Just what is in a bottle of water? In true economic fashion, the answer is “it depends”. In the attached photo, there are four different bottles, The Dasani is processed tap water, The Club Soda is carbonated processed tap water. The Perrier and San Pellegrino are naturally carbonated mineralized spring water from France and Italy respectively. At one restaurant in Australia, the owner has installed a system that filters and carbonates water and he is charging A$5 (A$1=C$1.03) with unlimited refills according to a Reuters article.
The question in the article is whether the public will buy it or not. A firm with monopoly power will choose its output by equating its marginal cost with its marginal revenue. This is the point of maximum profits. Having determined the optimal output level, the firm will charge as much as the market will bear.
The ratio of the price to marginal cost is known as the Lerner index and is inversely related to the elasticity of demand. That is, the more elastic the demand, the less the firm will charge for its product.
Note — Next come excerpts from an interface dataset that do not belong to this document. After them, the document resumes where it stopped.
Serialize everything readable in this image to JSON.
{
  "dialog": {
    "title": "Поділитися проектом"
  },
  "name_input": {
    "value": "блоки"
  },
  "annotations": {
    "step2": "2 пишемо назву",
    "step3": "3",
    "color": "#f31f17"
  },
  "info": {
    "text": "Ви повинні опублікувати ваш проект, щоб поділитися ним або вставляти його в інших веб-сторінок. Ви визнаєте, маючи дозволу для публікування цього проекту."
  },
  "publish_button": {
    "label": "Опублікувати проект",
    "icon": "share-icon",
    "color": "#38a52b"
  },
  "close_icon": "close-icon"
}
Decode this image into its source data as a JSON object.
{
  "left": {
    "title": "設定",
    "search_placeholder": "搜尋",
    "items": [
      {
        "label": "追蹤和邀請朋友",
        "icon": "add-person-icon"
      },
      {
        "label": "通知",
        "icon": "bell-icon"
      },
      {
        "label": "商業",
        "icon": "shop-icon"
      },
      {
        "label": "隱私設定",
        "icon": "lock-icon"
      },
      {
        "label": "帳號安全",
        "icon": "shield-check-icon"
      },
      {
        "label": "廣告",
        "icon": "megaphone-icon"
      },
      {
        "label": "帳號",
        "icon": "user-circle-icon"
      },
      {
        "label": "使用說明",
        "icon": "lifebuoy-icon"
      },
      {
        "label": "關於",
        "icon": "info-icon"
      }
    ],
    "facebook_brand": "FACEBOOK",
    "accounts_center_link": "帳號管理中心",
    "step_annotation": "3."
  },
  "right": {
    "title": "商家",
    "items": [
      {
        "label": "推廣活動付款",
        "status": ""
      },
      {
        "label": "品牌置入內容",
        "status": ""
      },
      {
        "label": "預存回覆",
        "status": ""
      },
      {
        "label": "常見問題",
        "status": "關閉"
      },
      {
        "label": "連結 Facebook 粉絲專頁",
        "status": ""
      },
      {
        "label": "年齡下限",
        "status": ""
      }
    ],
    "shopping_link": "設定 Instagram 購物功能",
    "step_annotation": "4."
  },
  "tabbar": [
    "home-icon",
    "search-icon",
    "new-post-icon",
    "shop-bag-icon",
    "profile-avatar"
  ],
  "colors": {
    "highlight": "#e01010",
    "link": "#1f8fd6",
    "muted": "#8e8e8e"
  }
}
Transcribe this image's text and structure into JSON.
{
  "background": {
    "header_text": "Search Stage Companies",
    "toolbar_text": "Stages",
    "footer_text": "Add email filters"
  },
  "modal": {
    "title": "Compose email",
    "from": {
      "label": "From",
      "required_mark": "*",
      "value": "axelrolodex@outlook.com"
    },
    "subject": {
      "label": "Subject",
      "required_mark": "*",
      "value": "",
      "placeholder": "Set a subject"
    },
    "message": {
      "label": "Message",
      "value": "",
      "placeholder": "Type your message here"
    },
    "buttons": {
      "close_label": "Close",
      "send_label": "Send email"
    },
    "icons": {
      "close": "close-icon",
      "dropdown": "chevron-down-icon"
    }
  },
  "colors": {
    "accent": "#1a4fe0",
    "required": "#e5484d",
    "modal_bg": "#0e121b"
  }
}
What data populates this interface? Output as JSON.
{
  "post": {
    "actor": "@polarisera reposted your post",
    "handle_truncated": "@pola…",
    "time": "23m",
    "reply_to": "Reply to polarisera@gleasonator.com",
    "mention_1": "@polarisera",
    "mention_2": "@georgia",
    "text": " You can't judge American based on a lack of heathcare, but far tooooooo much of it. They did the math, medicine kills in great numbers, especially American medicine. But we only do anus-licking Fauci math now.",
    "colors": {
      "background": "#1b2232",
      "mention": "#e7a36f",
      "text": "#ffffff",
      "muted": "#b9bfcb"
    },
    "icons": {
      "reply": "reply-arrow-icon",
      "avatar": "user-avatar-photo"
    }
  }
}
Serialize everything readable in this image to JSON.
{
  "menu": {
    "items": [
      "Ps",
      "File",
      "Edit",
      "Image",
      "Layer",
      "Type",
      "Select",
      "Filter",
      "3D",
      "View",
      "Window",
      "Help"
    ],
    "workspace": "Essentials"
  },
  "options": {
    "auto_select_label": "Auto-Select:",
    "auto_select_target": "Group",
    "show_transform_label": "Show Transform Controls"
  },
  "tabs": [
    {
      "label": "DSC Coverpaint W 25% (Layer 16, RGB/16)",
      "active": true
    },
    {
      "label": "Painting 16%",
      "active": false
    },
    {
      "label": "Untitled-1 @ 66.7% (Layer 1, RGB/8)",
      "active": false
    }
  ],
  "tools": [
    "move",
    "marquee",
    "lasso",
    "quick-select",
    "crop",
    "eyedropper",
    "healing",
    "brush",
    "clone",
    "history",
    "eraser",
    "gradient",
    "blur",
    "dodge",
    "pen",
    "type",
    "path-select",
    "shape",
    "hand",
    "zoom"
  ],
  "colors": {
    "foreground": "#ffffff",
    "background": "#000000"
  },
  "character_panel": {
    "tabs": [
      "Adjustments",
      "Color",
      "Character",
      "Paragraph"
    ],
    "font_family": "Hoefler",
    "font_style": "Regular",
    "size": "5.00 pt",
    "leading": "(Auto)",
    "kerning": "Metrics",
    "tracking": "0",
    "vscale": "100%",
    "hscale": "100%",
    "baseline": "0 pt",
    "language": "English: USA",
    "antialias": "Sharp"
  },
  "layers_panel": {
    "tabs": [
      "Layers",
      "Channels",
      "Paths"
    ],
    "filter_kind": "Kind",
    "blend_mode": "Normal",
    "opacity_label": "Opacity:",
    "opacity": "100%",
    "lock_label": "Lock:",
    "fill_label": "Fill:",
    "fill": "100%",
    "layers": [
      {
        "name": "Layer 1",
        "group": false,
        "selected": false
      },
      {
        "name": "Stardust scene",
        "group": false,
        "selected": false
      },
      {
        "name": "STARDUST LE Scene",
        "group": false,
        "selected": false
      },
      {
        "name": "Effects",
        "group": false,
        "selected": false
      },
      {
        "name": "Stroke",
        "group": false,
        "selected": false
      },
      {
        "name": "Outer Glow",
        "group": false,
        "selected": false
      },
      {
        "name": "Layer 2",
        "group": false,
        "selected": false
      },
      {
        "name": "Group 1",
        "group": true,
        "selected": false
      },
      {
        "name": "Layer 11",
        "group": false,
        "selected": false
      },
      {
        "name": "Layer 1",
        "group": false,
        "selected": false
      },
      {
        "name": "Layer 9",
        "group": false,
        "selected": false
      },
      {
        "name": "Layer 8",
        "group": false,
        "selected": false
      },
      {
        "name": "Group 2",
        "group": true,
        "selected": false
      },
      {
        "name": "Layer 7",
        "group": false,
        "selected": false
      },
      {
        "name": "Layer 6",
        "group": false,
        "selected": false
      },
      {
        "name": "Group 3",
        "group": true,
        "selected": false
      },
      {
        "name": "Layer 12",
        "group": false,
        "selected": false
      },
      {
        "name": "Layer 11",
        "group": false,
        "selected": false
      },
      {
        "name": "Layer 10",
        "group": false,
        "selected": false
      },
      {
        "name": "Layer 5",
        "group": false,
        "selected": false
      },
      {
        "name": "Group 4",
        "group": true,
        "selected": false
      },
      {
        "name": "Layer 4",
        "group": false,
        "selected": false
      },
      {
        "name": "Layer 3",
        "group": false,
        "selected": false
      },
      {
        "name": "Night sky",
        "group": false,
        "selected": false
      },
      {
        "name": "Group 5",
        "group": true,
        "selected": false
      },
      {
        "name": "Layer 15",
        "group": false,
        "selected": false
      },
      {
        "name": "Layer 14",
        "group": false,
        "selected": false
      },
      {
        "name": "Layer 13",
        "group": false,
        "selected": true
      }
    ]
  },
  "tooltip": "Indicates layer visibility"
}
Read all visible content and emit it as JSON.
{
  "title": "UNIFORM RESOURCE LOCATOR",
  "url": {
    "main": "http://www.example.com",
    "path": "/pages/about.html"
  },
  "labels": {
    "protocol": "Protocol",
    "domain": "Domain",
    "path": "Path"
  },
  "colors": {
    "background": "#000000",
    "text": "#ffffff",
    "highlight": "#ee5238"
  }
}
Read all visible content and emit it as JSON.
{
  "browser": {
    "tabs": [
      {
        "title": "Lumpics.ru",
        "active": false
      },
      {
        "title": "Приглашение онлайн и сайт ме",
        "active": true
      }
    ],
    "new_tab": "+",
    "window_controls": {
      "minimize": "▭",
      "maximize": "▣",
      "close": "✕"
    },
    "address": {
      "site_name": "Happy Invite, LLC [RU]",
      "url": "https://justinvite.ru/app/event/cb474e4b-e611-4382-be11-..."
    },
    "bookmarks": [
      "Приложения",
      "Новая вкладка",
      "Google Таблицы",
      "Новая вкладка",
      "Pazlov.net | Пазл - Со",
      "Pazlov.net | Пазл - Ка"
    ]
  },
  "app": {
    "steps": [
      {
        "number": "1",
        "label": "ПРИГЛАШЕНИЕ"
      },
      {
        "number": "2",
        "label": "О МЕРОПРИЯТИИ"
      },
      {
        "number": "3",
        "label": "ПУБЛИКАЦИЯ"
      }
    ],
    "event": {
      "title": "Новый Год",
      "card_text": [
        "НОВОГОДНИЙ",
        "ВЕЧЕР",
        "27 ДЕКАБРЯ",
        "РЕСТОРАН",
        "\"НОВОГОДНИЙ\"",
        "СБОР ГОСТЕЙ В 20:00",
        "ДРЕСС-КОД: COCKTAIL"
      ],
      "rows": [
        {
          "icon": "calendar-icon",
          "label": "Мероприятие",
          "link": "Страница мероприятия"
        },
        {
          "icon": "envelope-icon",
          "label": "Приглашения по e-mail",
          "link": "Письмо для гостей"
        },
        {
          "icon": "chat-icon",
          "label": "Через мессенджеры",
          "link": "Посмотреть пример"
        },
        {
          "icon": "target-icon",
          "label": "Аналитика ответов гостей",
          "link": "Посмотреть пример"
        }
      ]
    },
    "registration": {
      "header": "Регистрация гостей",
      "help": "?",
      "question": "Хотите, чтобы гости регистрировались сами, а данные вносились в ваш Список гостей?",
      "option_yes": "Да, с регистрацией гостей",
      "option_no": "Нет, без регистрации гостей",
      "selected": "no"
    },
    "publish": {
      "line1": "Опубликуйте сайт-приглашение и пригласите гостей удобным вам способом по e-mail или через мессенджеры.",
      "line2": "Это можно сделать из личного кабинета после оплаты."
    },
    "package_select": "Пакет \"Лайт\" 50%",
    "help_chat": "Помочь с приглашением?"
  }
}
A product tends to be more elastic if there are substitutes available, and that is in the eye of the consumer. Club Soda is easy to make and there are several available substitutes. A large bottle can be obtained for a relatively low price. The same is true for bottled water like Dasani, Aquafina or Nestlé Pure Life. People pay for the convenience of bottled water more so than just the product itself. Mineralized waters are somewhat different in that they have different flavours depending on the amount and type of mineral salts that they contain. Some people prefer this to regular tap water and are willing to pay more. Perrier and San Pellegrino are more expensive because the demand is less elastic.
If a customer were to pay the A$5 and a normal person would have at least 2-250ml glasses of water at dinner that is A$1/100mL. In order to get (at least in dollar terms) the same value for money as a Dasani bottle, they customer would have to drink about 2 litres (0.2/100mL).
Canada Dry 0.1095/100ml
The unfortunate Australian restaurant owner must provide regular tap water for free. The marginal cost of the treated water will be slightly higher but unless customers are not willing to substitute between the treated and untreated water the new product will tend to have a relatively elastic demand.
A small marginal cost and a small Lerner index does not suggest that a A$5 price will be acceptable to consumers. Perhaps business owners should learn more about the Lerner index.
Michael S. Leonard
Kwantlen Polytechnic University